  • Be consistent with updates in content and time, if you are not engaged then the site fails to be a good tool for your agency
  • Always check grammar and spelling

Posting pictures or other media can help make a site more dynamic, but there are things you should consider before doing so:

  • Do you own, or have permission to post the media?
    • Obtain permission, or waivers from employees before posting their image
  • Is the media appropriate?
  • Does the media fit in with the objectives you want to achieve by having a social media presence?

Public safety agencies should be prepared to craft solid policies and procedures on what will be shared, how it will be shared, and who will be responsible for overall maintenance of the program. As an added measure, agencies should consider having their legal department or agency attorney review these policies and provide guidance.

Disclaimer: The content of this blog and any opinions, observations, or ideas are mine and not associated in any way with my employer, The Reedy Creek Improvement District.


160 Characters or Less–Are you Prepared for Text to 9-1-1?

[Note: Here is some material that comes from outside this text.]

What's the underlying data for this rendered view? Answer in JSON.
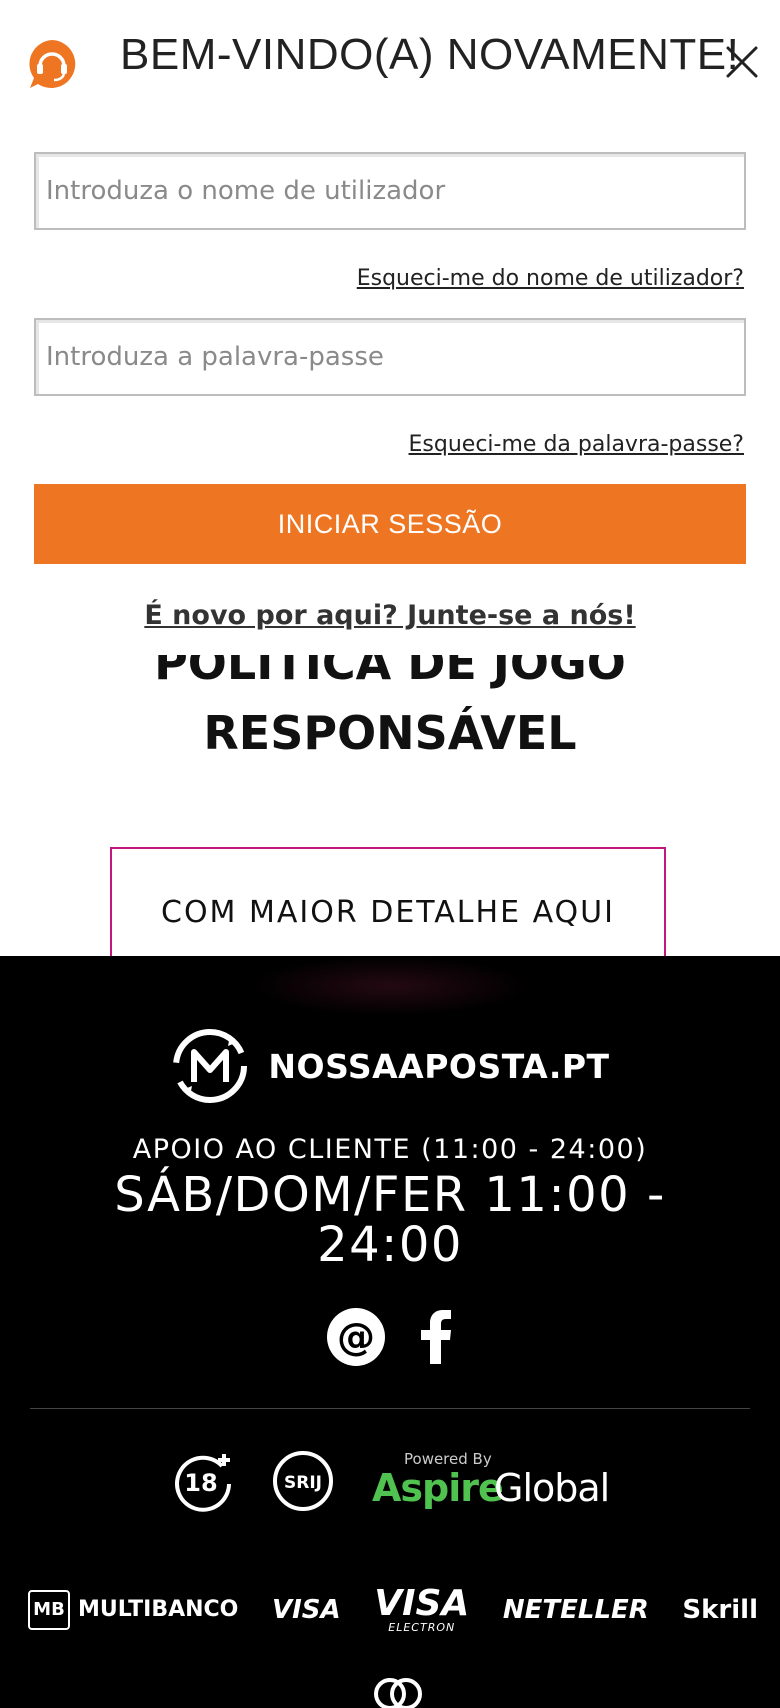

text911The most talked about innovation in the 9-1-1 industry is the arrival of text to 9-1-1. As the big 4 wireless carriers begin rolling out the technology updates on their end of the process, what steps can be taken to make sure that the call takers have the skills required to respond to text messages in a professional yet efficient way?

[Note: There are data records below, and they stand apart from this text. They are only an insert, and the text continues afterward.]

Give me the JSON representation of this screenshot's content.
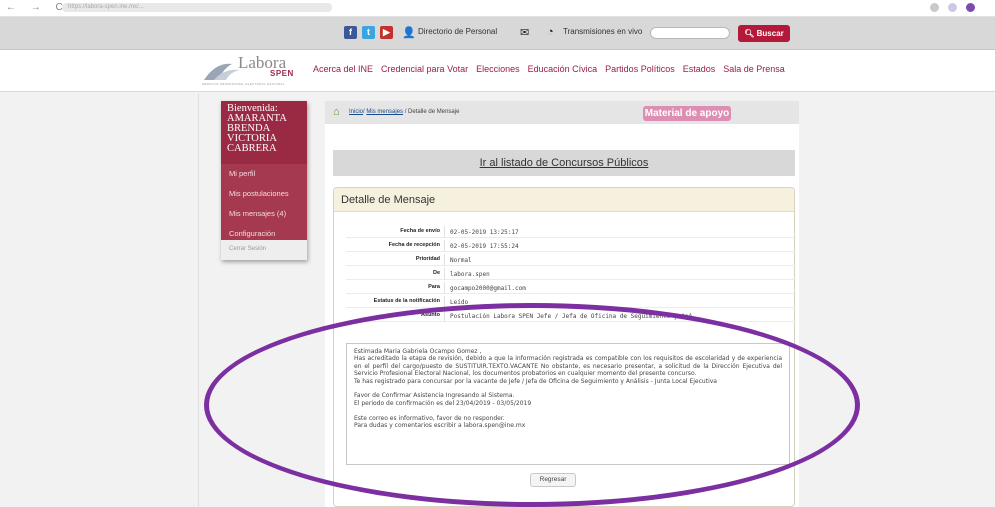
{
  "browser": {
    "nav": "← → C",
    "url": "https://labora-spen.ine.mx/..."
  },
  "topbar": {
    "social": [
      {
        "name": "facebook",
        "glyph": "f",
        "color": "#3b5998"
      },
      {
        "name": "twitter",
        "glyph": "t",
        "color": "#3aa5e0"
      },
      {
        "name": "youtube",
        "glyph": "▶",
        "color": "#c4302b"
      }
    ],
    "directorio_label": "Directorio de Personal",
    "transmisiones_label": "Transmisiones en vivo",
    "search_placeholder": "",
    "buscar_label": "Buscar"
  },
  "header": {
    "logo_text": "Labora",
    "logo_sub": "SPEN",
    "logo_tagline": "SERVICIO PROFESIONAL ELECTORAL NACIONAL",
    "nav": [
      "Acerca del INE",
      "Credencial para Votar",
      "Elecciones",
      "Educación Cívica",
      "Partidos Políticos",
      "Estados",
      "Sala de Prensa"
    ]
  },
  "sidebar": {
    "welcome": "Bienvenida: AMARANTA BRENDA VICTORIA CABRERA",
    "items": [
      "Mi perfil",
      "Mis postulaciones",
      "Mis mensajes (4)",
      "Configuración"
    ],
    "logout": "Cerrar Sesión"
  },
  "breadcrumb": {
    "home": "Inicio",
    "mensajes": "Mis mensajes",
    "current": "/ Detalle de Mensaje"
  },
  "apoyo_label": "Material de apoyo",
  "listado_link": "Ir al listado de Concursos Públicos",
  "detalle_title": "Detalle de Mensaje",
  "fields": [
    {
      "label": "Fecha de envío",
      "value": "02-05-2019 13:25:17"
    },
    {
      "label": "Fecha de recepción",
      "value": "02-05-2019 17:55:24"
    },
    {
      "label": "Prioridad",
      "value": "Normal"
    },
    {
      "label": "De",
      "value": "labora.spen"
    },
    {
      "label": "Para",
      "value": "gocampo2000@gmail.com"
    },
    {
      "label": "Estatus de la notificación",
      "value": "Leído"
    },
    {
      "label": "Asunto",
      "value": "Postulación Labora SPEN Jefe / Jefa de Oficina de Seguimiento y Aná"
    }
  ],
  "message": [
    "Estimada Maria Gabriela Ocampo Gomez ,",
    "Has acreditado la etapa de revisión, debido a que la información registrada es compatible con los requisitos de escolaridad y de experiencia en el perfil del cargo/puesto de SUSTITUIR.TEXTO.VACANTE No obstante, es necesario presentar, a solicitud de la Dirección Ejecutiva del Servicio Profesional Electoral Nacional, los documentos probatorios en cualquier momento del presente concurso.",
    "Te has registrado para concursar por la vacante de Jefe / Jefa de Oficina de Seguimiento y Análisis - Junta Local Ejecutiva",
    "",
    "Favor de Confirmar Asistencia Ingresando al Sistema.",
    "El periodo de confirmación es del 23/04/2019 - 03/05/2019",
    "",
    "Este correo es informativo, favor de no responder.",
    "Para dudas y comentarios escribir a labora.spen@ine.mx"
  ],
  "regresar_label": "Regresar",
  "colors": {
    "brand": "#9b1d45",
    "sidebar": "#9a2a44",
    "buscar": "#b5193a",
    "apoyo": "#dd8fb3",
    "annotation": "#7b2fa0"
  }
}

With a limit of 160 characters, the possibility that time spent gathering information will increase while accuracy will decrease is very high. It’s important to remember that while communications centers have prepared and trained call takers to answer TDD / TTY calls with a fairly common set of abbreviations and altered sentence structure, text messages take on a life of their own. Shortened phrases and “slang” terminology to meet the 160 character requirement are commonplace, but translating that information into something usable is a much more difficult task. Unless the person receiving the call is well versed in text message terminology, call centers will be holding the collective breath when that first text comes in.

What can we do right now to prepare?

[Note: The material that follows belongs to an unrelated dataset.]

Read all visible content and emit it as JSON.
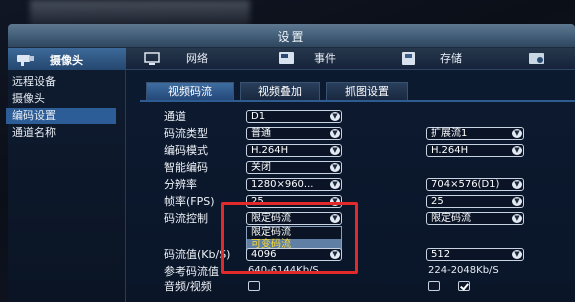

Train train train.

Without the equipment in place, your agency may not be concerned with the technical aspects of text messages yet, but you can still begin educating your call takers on common abbreviations, effective writing skills to gather information, and work on improving typing skills.

Get creative with your training material. Web sites such as Net Lingo lists acronyms and text message slang. Do you need to know all of them? No, but it’s a start.

Improve typing skills with games for kids. Magic Library is not only fun, but it really gives your fingers a work out.

Consider hiring a consultant to work with personnel to improve writing skills, or work with your local community college to create a class geared specifically to your needs.

Training has always been important for 9-1-1 agencies, even more so with the technological advances in the pipe line. With text messages comes picture messages, videos, and video chat. If we start training now, we have an opportunity to build good habits and develop strong skills from the start, if we wait too long, we may never catch up.

Disclaimer: The content of this blog and any opinions, observations, or ideas are mine and not associated in any way with my employer, The Reedy Creek Improvement District.

Developing the Leaders for Tomorrow

The following is a link to an article that I had published in “The Call”, the quarterly magazine of the National Emergency Number Association.

It highlights some of the challenges that we face in Public Safety Communications and how we can meet those challenges to create the leaders that will be needed for the next generation of upper management.

With budget cut backs and high turnover, the only way to prepare the industry for the future is to engage and motivate the employees that are currently working in the field to remain.

In what ways are you working to identify leaders in your organization?

Disclaimer: The content of this blog and any opinions, observations, or ideas are mine and not associated in any way with my employer, The Reedy Creek Improvement District.